The Russian National Corpus celebrates its 20th anniversary!

On April 29, 2004, the RNC website was opened for free access. But the creation of the RNC began much earlier, back in 2000. It is symbolic that the official "birthday" of the Corpus is on April 29 – the birthday of the Russian linguist, author of the Grammatical Dictionary of the Russian language A. A. Zaliznyak (1935-2017).

It all started with the idea of creating a complete collection of texts that would be culturally representative and reflect the diversity of prose written between 1965 and 2000. Currently, the RNC consists of 49 corpora with a total volume of more than two billion tokens. For 20 years, the Corpus has become an indispensable tool for linguists, teachers, students and anyone interested in the Russian language.

Congratulations to the creators of the RNC and those who help it develop! Thanks to you, the Corpus continues to grow and improve, providing new opportunities for learning the Russian language.

For those who are interested in learning more about the history and modern capabilities of the Corpus, we have prepared a set of materials:

  • Explore how the corpus looked 20 years ago, in the RNC Museum
  • Immerse yourself in the history of the creation and development of the RNC in a special project of the “Bolshoy gorod”.  
  • Read the User Guide and learn how to use the corpus for different tasks.
  • Explore the publications about the RNC in the recently updated section. We recommend paying attention to the recent publication on the fundamental reconstruction and modernization of the RNC platform.
  • Download and apply neural network models, which are used to mark up words and texts of the Corpus, for your own tasks 
  • Find out how to get the offline version of the Corpus for research.

Those who want to participate in the development of the corpus are invited to join the group «‎Друзья НейроКРЯ»‎. You will be the first to learn about upcoming projects and will be able to participate in them. Recently, we launched a new experiment to find out which definitions of words are better perceived by users: taken from dictionaries or generated by a neural network.


A new section is now available on the Corpus website. It describes the RNC neural network models used for annotating words and texts within the Corpus.

The users have access to the following tool:

  • the tokenizer
  • vector space models searching word associates and customized for 7 domains
  • models for morphemic annotation
  • models for annotating genre, topic, and type of text

The new section will be useful for everyone who is interested in natural language processing and wants to learn more about what machine learning technologies are used in RNC. Users can consult descriptions of the models or download them for their own use. Before downloading a model please read the license agreement and accept its terms.


In April, the Old East Slavic corpus was considerably upgraded. It now features new types of search results, such as Frequency, Statistics, and n-grams. Using the Frequency feature users can build frequency lists of tokens and constructions. For example, one can check which nouns are coordinated most often in the corpus of the Early Medieval texts (‘Boris and Gleb’, ‘fear and trembling’ and others). The query results can be sorted by context. Frequency dictionaries are available while customizing subcorpus, and they can be compared to the lexical frequencies of the whole corpus.

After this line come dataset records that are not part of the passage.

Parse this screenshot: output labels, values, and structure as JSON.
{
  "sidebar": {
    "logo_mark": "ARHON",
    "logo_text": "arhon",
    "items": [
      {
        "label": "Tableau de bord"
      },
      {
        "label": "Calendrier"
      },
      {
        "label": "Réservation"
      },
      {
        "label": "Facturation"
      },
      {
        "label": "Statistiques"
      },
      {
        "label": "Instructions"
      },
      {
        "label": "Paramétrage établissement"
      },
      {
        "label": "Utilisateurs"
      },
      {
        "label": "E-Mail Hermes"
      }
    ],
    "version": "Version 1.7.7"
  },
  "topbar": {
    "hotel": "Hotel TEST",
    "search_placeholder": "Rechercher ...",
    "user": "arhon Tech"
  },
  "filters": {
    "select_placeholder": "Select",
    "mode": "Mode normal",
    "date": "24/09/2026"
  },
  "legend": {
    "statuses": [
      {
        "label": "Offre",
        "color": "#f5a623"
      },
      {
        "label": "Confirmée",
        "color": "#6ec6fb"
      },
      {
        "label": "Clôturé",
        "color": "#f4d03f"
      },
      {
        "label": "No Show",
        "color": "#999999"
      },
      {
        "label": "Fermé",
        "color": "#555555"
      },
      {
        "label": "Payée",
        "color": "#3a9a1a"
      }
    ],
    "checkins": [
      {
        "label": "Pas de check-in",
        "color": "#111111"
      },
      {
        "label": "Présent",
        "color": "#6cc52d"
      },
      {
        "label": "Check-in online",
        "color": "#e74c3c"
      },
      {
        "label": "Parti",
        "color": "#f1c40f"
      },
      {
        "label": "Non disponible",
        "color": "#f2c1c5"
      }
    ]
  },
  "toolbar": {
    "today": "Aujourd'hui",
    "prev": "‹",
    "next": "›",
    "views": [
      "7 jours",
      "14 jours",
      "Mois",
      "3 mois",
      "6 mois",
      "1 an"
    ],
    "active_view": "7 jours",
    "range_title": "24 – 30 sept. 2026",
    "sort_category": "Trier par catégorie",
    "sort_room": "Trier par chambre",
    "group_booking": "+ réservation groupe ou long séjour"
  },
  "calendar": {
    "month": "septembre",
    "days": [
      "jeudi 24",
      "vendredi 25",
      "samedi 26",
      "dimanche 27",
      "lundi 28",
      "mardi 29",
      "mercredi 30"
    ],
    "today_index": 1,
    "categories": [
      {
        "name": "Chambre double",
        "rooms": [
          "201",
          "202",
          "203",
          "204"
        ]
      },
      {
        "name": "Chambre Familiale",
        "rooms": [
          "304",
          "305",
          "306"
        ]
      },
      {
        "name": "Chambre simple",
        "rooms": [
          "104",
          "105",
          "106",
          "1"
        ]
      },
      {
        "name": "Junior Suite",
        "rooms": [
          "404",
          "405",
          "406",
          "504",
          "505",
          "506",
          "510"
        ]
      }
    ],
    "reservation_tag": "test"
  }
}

The arrival of new functionality expands the possibilities of using the corpus and automates routine processes that previously took considerable time.


We continue to roll out new functionality already available in the advanced corpora, such as Main, Media, and Learning, to other corpora. An improved version of the “From 2 to 15” corpus is now available to users of the RNC. All the texts within the corpus feature resolved grammatical homonymy and syntactic annotation. Syntactic relations search and collocation search are now available, as well as new output types such as frequency, n-grams, statistics.

The Word at a Glance function has been updated, and new types of sorting by context have been added.
In the Word at a Glance you can see that the words мама 'mom' and папа 'dad' are used much more often in texts for the children of 7-8 years old, and the words бабушка 'grandma' and дедушка 'grandpa' has an equal frequency rating for both the children of 7-8 years and for teenagers of 14-15 years.

The bar next to the fragment indicating the age of readers who should understand these fragments is now clickable. When you click, you will see the calculated classical readability indices: Flesch-Kincaid Index, Coleman-Liau Index, Automatic Readability Index, Simple Measure of Gobbledygook, Dale-Chull readability formula